The new joint has a limited range of movement. You will need to take special precautions to avoid displacing the joint, including:
Avoid crossing your legs or ankles even when sitting, standing, or lying.
When sitting, keep you feet about 6 inches apart.
When sitting, keep your knees below the level of your hips. Avoid chairs that are too low. You may sit on a pillow to keep your hips higher than your knees.
When getting up from a chair, slide toward the edge of the chair and then use your walker or crutches for support.
Avoid bending over at the waist. You may consider purchasing a long-handled shoehorn or a sock aid to help you put on and take off your shoes and socks without bending over. Also, an extension “reacher” or “grabber” may be helpful for picking up objects that are too low for you to reach.
When lying in bed, place a pillow between your legs to keep the joint in proper alignment.
A special abductor pillow or splint may be used to keep the hip in correct alignment.
An elevated toilet seat may be necessary to keep the knees lower than the hips when sitting on the toilet.
Always place a pillow between your legs when turning onto your side while in bed. You should use the pillow for about 3 months following surgery.
Do not sleep on your operated side for 6 weeks.
Use your crutches or walker to assist you while walking.
Continue to wear your TEDs for about 6 weeks after your surgery.
Continue your anticoagulation for 6 weeks after your surgery.
Keep feet/toes pointed straight ahead when walking.

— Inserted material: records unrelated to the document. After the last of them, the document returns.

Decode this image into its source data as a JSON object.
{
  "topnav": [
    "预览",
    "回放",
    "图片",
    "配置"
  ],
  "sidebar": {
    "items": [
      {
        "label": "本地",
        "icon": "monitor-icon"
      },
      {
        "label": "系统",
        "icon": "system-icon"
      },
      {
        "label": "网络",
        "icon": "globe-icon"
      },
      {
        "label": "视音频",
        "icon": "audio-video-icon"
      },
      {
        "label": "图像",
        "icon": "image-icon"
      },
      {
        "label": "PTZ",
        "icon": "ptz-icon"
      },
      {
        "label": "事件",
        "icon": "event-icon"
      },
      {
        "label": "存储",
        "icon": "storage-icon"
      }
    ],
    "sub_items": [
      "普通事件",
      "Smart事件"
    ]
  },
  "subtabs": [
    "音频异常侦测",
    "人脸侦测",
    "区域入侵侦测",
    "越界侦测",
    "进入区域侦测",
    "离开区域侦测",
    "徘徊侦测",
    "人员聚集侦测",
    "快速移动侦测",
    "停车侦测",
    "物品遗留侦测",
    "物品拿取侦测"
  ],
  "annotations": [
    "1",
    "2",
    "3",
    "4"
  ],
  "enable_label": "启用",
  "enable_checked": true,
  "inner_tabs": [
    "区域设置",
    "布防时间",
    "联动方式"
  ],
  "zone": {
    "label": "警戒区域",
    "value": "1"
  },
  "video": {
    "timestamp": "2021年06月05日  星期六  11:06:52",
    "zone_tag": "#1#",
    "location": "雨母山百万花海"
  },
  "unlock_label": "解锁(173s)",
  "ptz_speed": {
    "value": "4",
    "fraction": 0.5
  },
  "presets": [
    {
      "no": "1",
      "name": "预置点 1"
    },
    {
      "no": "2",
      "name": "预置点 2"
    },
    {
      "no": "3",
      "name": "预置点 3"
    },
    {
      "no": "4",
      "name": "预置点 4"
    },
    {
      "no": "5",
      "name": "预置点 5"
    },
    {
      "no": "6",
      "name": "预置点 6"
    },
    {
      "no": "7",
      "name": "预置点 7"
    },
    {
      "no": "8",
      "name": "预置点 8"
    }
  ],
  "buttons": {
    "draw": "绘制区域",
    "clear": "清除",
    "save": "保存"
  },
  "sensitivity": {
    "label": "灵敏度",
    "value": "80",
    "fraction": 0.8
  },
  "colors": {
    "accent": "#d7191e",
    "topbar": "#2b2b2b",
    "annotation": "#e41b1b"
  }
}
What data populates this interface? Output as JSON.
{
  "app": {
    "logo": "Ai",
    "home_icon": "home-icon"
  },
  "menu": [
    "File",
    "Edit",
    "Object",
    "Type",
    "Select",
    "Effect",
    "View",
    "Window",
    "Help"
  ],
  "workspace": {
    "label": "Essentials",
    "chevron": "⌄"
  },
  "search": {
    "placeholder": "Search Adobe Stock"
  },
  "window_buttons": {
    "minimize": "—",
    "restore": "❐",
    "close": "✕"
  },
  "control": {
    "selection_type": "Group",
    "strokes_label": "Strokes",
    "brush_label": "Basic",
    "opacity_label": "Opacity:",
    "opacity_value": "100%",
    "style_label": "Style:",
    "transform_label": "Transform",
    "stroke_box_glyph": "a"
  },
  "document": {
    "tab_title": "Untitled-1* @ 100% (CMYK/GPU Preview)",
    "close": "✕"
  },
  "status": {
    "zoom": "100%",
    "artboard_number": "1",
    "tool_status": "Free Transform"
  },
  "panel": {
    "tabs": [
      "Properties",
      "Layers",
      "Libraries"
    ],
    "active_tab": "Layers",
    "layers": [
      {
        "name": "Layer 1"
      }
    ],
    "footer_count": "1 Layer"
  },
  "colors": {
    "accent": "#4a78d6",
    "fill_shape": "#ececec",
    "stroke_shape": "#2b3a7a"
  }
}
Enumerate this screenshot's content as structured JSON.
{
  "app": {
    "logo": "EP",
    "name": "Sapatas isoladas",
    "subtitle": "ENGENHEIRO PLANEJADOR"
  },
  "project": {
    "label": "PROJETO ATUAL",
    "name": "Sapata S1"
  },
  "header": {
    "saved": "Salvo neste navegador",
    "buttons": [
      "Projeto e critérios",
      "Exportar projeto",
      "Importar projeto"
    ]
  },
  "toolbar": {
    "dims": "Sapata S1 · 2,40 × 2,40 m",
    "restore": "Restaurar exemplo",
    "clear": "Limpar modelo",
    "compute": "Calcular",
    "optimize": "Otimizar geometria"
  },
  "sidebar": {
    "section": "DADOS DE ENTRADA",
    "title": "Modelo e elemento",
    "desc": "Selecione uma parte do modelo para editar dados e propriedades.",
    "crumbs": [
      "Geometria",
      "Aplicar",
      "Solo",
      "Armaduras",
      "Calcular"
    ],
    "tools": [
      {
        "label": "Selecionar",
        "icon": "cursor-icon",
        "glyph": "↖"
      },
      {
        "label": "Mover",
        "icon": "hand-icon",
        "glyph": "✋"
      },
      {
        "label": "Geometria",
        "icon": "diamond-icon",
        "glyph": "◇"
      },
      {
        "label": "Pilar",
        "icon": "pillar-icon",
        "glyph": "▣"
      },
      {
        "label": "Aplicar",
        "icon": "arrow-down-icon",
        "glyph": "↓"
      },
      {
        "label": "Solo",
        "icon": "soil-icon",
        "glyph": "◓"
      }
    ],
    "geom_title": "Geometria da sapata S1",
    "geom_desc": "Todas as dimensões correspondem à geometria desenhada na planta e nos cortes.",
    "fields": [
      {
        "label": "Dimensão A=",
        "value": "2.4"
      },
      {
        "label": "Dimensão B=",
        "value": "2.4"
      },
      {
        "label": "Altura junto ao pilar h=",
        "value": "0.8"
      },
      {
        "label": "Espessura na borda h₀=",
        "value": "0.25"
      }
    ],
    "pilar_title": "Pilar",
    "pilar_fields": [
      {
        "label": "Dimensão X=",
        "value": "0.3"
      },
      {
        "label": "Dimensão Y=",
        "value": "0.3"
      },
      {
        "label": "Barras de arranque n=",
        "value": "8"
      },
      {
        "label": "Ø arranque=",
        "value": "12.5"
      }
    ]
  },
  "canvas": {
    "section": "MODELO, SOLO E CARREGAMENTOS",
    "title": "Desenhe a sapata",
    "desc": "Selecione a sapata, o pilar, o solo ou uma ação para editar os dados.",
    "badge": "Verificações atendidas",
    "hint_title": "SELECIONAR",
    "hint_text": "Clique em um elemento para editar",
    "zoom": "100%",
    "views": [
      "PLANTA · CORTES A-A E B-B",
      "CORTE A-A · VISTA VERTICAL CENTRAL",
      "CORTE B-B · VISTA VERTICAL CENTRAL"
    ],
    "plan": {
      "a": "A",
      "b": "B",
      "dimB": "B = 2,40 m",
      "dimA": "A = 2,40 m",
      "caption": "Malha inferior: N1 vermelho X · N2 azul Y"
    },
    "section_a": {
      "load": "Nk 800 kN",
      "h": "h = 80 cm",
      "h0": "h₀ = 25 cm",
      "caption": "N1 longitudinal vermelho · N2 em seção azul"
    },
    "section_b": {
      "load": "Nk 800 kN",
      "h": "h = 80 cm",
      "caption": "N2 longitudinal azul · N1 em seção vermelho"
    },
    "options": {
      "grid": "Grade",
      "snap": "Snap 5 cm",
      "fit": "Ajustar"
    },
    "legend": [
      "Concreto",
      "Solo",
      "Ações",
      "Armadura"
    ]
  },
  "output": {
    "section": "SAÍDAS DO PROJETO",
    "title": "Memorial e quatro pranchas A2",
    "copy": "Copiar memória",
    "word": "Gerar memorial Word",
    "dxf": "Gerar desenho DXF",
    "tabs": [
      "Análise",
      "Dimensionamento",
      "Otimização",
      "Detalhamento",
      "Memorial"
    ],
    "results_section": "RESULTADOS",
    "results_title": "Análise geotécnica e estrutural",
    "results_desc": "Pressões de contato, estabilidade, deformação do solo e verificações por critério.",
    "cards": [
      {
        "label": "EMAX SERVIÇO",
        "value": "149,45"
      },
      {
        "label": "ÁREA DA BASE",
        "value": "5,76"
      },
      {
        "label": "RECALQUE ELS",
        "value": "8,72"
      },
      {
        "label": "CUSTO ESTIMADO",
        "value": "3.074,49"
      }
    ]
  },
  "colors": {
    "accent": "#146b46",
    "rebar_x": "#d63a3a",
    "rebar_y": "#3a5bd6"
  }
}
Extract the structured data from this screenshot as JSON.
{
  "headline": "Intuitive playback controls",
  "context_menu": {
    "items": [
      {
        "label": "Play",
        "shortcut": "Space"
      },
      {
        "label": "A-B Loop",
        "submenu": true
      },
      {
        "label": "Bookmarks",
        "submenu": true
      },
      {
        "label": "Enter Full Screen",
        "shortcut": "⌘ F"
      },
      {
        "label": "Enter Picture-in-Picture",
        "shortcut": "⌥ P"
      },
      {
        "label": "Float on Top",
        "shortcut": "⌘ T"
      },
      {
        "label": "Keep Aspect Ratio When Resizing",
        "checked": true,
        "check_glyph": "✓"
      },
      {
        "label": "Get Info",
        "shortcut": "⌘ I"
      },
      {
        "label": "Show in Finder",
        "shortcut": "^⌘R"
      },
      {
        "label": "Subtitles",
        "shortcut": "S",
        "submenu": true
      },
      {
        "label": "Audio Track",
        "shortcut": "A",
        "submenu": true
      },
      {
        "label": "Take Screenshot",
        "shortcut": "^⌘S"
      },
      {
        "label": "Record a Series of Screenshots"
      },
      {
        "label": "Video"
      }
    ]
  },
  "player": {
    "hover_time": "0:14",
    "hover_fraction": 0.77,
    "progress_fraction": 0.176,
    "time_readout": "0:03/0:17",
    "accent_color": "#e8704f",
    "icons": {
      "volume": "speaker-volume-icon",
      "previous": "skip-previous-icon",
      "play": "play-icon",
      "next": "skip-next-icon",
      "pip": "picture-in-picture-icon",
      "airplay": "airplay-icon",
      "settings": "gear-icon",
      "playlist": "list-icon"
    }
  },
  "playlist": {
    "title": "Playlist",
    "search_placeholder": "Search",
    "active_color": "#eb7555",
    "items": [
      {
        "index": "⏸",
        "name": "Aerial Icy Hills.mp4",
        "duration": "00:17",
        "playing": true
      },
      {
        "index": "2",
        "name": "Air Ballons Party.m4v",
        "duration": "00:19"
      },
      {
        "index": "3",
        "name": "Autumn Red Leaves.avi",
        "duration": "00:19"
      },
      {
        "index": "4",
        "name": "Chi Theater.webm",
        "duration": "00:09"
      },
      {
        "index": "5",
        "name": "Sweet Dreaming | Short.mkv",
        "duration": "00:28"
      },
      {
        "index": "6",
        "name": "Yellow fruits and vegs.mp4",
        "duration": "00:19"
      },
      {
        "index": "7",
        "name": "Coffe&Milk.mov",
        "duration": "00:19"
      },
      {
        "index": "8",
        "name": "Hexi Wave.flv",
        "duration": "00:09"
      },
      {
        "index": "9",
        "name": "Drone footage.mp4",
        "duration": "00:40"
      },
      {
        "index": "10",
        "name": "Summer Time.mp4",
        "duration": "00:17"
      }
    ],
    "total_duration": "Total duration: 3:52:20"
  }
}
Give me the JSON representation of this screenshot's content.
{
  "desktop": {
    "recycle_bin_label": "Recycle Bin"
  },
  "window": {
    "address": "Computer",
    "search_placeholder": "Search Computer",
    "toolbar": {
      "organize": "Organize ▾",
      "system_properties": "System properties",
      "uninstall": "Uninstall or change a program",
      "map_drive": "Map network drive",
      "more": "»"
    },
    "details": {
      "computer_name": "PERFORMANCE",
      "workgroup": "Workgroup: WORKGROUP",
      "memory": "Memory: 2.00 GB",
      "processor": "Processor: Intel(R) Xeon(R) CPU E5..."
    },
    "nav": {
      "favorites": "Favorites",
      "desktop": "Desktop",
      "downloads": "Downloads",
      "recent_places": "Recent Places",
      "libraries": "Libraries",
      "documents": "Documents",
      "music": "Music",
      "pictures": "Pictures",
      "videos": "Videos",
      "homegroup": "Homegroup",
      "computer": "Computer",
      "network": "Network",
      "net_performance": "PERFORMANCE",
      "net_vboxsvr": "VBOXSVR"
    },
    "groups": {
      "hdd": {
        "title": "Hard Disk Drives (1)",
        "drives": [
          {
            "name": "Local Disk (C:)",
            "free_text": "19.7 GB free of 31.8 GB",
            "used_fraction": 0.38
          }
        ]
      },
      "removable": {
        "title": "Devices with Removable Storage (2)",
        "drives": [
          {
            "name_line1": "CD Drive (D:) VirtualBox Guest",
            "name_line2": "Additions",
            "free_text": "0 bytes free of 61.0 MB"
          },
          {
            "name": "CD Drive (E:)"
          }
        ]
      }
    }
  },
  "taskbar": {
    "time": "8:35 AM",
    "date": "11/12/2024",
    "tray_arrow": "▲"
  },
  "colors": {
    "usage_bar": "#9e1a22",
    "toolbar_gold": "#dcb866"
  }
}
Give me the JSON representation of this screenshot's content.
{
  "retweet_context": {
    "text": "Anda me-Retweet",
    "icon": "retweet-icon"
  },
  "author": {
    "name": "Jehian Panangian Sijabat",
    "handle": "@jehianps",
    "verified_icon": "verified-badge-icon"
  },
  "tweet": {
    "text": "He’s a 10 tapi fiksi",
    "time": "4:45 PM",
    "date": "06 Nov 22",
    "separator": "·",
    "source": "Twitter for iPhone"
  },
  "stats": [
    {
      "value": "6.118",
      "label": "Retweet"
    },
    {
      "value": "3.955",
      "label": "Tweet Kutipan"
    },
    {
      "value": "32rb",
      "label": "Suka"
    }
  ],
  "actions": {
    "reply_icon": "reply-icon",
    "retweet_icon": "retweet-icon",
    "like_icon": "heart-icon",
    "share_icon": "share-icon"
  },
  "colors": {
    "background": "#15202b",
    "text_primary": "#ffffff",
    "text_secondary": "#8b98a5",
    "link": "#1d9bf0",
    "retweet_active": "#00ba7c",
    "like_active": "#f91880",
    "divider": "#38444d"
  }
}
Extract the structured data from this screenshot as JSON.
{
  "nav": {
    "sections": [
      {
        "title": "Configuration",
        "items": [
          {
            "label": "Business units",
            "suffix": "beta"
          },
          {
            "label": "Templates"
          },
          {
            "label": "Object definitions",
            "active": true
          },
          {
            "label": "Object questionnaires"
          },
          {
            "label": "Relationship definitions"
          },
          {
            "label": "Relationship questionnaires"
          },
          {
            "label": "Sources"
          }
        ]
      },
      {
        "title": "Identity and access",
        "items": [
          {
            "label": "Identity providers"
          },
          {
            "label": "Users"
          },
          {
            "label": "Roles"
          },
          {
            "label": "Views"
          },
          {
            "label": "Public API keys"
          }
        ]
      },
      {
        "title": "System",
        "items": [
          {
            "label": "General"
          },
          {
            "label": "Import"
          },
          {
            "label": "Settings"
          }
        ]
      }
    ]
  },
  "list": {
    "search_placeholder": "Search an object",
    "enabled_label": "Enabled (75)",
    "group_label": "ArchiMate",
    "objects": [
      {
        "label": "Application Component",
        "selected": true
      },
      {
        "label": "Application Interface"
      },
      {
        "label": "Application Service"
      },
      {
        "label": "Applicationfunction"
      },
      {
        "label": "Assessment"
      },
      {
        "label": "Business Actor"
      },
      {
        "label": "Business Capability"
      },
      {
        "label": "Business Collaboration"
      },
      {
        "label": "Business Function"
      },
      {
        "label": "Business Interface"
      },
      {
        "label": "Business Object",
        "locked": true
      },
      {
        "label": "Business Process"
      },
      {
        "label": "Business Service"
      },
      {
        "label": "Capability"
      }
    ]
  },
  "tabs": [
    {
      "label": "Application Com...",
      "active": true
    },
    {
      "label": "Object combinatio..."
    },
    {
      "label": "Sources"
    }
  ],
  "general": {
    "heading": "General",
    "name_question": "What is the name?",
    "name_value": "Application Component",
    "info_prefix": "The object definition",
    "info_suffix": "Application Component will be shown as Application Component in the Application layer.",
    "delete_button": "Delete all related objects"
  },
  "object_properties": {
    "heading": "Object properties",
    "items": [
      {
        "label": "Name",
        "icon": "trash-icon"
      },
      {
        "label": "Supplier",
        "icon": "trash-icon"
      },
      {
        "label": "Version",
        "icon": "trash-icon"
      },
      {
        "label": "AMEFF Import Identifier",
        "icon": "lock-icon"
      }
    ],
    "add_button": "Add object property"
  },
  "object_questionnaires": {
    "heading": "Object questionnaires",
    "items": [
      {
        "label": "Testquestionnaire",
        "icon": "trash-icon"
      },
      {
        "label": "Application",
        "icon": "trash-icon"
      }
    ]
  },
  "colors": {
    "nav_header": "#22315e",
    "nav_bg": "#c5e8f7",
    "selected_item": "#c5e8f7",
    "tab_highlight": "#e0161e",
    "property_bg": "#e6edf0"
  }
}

The following tips can make your homecoming easier.
In the kitchen (and in other rooms as well), place items you use frequently within reach so you don’t have to reach up or bend down.
Rearrange furniture so you can get about on a walker or crutches. You may want to change rooms (make the living room your bedroom, for example) to stay off the stairs.
Get a good chair, one that is firm and has a higher-than-average seat. This type of chair is safer and more comfortable than a low, soft-cushioned chair.
Remove any throw rugs or area rugs that could cause you to slip. Securely fasten electrical cords around the perimeter of the room.
Install a shower chair, grab bar and raised toilet in the bathroom.
Use assistive devices such as a long-handled shoehorn, a long-handled sponge and a grabbing tool or reacher to avoid bending too far over. Wear a big-pocket shirt or soft shoulder bag for carrying things.
Set up a “recovery center” in your home, with a phone, television remote control, radio, facial tissues, wastebasket, pitcher and glass, reading materials and medications within easy reach.
Activities at home
Keep the skin clean and dry. The dressing applied in the hospital should be changed as necessary. Ask for instructions on how to change the dressing if you are not sure.
If you have stitches that need to be removed, your surgeon will give you specific instructions about the incision and when you can bathe. X-rays will be taken later to ensure that the joint is healing properly.
Notify your doctor if the wound appears red or begins to drain.
Take your temperature twice daily and notify your doctor if it exceeds 100.5°F.
Swelling is normal for the first 3 to 6 months after surgery. Elevate your leg slightly and apply an ice pack for 15 to 20 minutes at a time, a few times a day.
Calf pain, chest pain and shortness of breath are signs of a possible blood clot. Notify your doctor immediately if you notice any of these symptoms.